You totally missed the point. Try reading the article again. No one is asking for a free ride here. In fact groups such as Jacklin are paying more than their fair share.

Anonymous said...

Cazar's got a gun.....(sung to that areosmith tune),

AnonymousWestconnStudent said...
This comment has been removed by the author.
Anonymous said...

Shut down your club: that will show the state who is boss!

Anonymous said...

Steve,
The article in the press today? Really? It's not just about hunters, and no one is quoted as "up in arms" or "angry". Poor choice of words on your behalf. Is it your goal to portray people in a negetive light?

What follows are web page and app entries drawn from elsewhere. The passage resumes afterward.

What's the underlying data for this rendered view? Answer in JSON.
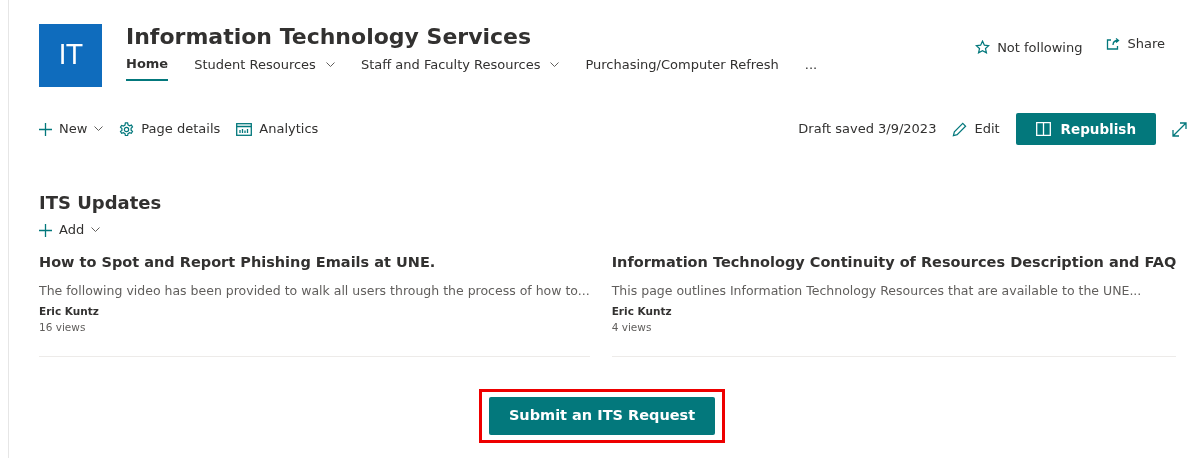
{
  "site": {
    "logo": "IT",
    "title": "Information Technology Services",
    "follow": {
      "label": "Not following",
      "following": false
    },
    "share": "Share"
  },
  "nav": [
    {
      "label": "Home",
      "selected": true,
      "has_menu": false
    },
    {
      "label": "Student Resources",
      "selected": false,
      "has_menu": true
    },
    {
      "label": "Staff and Faculty Resources",
      "selected": false,
      "has_menu": true
    },
    {
      "label": "Purchasing/Computer Refresh",
      "selected": false,
      "has_menu": false
    },
    {
      "label": "...",
      "selected": false,
      "has_menu": false
    }
  ],
  "toolbar": {
    "new": "New",
    "page_details": "Page details",
    "analytics": "Analytics",
    "status": "Draft saved 3/9/2023",
    "edit": "Edit",
    "republish": "Republish"
  },
  "section": {
    "title": "ITS Updates",
    "add": "Add",
    "news": [
      {
        "title": "How to Spot and Report Phishing Emails at UNE.",
        "description": "The following video has been provided to walk all users through the process of how to...",
        "author": "Eric Kuntz",
        "views": "16 views"
      },
      {
        "title": "Information Technology Continuity of Resources Description and FAQ",
        "description": "This page outlines Information Technology Resources that are available to the UNE...",
        "author": "Eric Kuntz",
        "views": "4 views"
      }
    ]
  },
  "request_button": {
    "label": "Submit an ITS Request",
    "highlighted": true
  }
}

The news channels covered the Governor's plan as well and did not make it look like those that enjoy the great outdoors are a bunch of crazed gunman.
Disappointed - I usually enjoy reading things you write.

Steve Collins said...

Merriam-Webster's definition of "up in arms" -

"aroused and ready to undertake a fight or conflict (voters up in arms over the proposed law)"

That seems to me to be right on the money. I's an old phrase in the language that's still in common use and it doesn't imply they're going to go shoot someone or that anybody's a crazed gunman. And I don't think there's anything negative about it all.

Anonymous said...

They are going to need those guns and ammunition once the current administration gets to a full head of steam .

So , I don't think wildlife is in danger of being deminished by hartford .